*** Opening RECORDS TO PROCESS ***

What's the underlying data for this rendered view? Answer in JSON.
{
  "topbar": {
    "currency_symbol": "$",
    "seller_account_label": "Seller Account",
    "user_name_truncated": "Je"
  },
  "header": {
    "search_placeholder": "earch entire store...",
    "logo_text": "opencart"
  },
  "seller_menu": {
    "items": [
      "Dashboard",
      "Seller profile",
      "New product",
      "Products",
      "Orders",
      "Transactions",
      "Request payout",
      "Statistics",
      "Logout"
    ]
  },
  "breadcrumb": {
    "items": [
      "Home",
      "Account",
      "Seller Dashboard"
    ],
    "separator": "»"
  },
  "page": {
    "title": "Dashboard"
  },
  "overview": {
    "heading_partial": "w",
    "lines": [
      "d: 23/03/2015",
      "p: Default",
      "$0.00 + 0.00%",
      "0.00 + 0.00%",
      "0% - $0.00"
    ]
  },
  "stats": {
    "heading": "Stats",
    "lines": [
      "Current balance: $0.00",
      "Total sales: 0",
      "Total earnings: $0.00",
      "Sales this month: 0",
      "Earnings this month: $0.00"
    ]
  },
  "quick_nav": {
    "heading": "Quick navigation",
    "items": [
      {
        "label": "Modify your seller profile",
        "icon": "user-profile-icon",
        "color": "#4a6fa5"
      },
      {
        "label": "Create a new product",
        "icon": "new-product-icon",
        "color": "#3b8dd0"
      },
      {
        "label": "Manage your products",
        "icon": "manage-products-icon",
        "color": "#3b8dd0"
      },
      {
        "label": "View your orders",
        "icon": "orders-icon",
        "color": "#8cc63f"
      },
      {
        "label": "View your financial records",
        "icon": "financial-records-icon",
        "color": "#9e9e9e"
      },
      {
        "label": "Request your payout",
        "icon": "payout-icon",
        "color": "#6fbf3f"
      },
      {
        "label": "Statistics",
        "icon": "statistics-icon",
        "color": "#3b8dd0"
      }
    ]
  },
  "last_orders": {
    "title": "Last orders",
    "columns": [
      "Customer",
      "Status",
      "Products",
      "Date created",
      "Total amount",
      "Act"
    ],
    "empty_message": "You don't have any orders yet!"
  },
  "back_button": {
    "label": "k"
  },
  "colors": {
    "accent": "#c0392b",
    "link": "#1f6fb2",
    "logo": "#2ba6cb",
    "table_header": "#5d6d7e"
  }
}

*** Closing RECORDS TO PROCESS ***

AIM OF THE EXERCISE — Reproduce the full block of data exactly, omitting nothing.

RESULT OF THIS EXERCISE —
What's the underlying data for this rendered view? Answer in JSON.
{
  "topbar": {
    "currency_symbol": "$",
    "seller_account_label": "Seller Account",
    "user_name_truncated": "Je"
  },
  "header": {
    "search_placeholder": "earch entire store...",
    "logo_text": "opencart"
  },
  "seller_menu": {
    "items": [
      "Dashboard",
      "Seller profile",
      "New product",
      "Products",
      "Orders",
      "Transactions",
      "Request payout",
      "Statistics",
      "Logout"
    ]
  },
  "breadcrumb": {
    "items": [
      "Home",
      "Account",
      "Seller Dashboard"
    ],
    "separator": "»"
  },
  "page": {
    "title": "Dashboard"
  },
  "overview": {
    "heading_partial": "w",
    "lines": [
      "d: 23/03/2015",
      "p: Default",
      "$0.00 + 0.00%",
      "0.00 + 0.00%",
      "0% - $0.00"
    ]
  },
  "stats": {
    "heading": "Stats",
    "lines": [
      "Current balance: $0.00",
      "Total sales: 0",
      "Total earnings: $0.00",
      "Sales this month: 0",
      "Earnings this month: $0.00"
    ]
  },
  "quick_nav": {
    "heading": "Quick navigation",
    "items": [
      {
        "label": "Modify your seller profile",
        "icon": "user-profile-icon",
        "color": "#4a6fa5"
      },
      {
        "label": "Create a new product",
        "icon": "new-product-icon",
        "color": "#3b8dd0"
      },
      {
        "label": "Manage your products",
        "icon": "manage-products-icon",
        "color": "#3b8dd0"
      },
      {
        "label": "View your orders",
        "icon": "orders-icon",
        "color": "#8cc63f"
      },
      {
        "label": "View your financial records",
        "icon": "financial-records-icon",
        "color": "#9e9e9e"
      },
      {
        "label": "Request your payout",
        "icon": "payout-icon",
        "color": "#6fbf3f"
      },
      {
        "label": "Statistics",
        "icon": "statistics-icon",
        "color": "#3b8dd0"
      }
    ]
  },
  "last_orders": {
    "title": "Last orders",
    "columns": [
      "Customer",
      "Status",
      "Products",
      "Date created",
      "Total amount",
      "Act"
    ],
    "empty_message": "You don't have any orders yet!"
  },
  "back_button": {
    "label": "k"
  },
  "colors": {
    "accent": "#c0392b",
    "link": "#1f6fb2",
    "logo": "#2ba6cb",
    "table_header": "#5d6d7e"
  }
}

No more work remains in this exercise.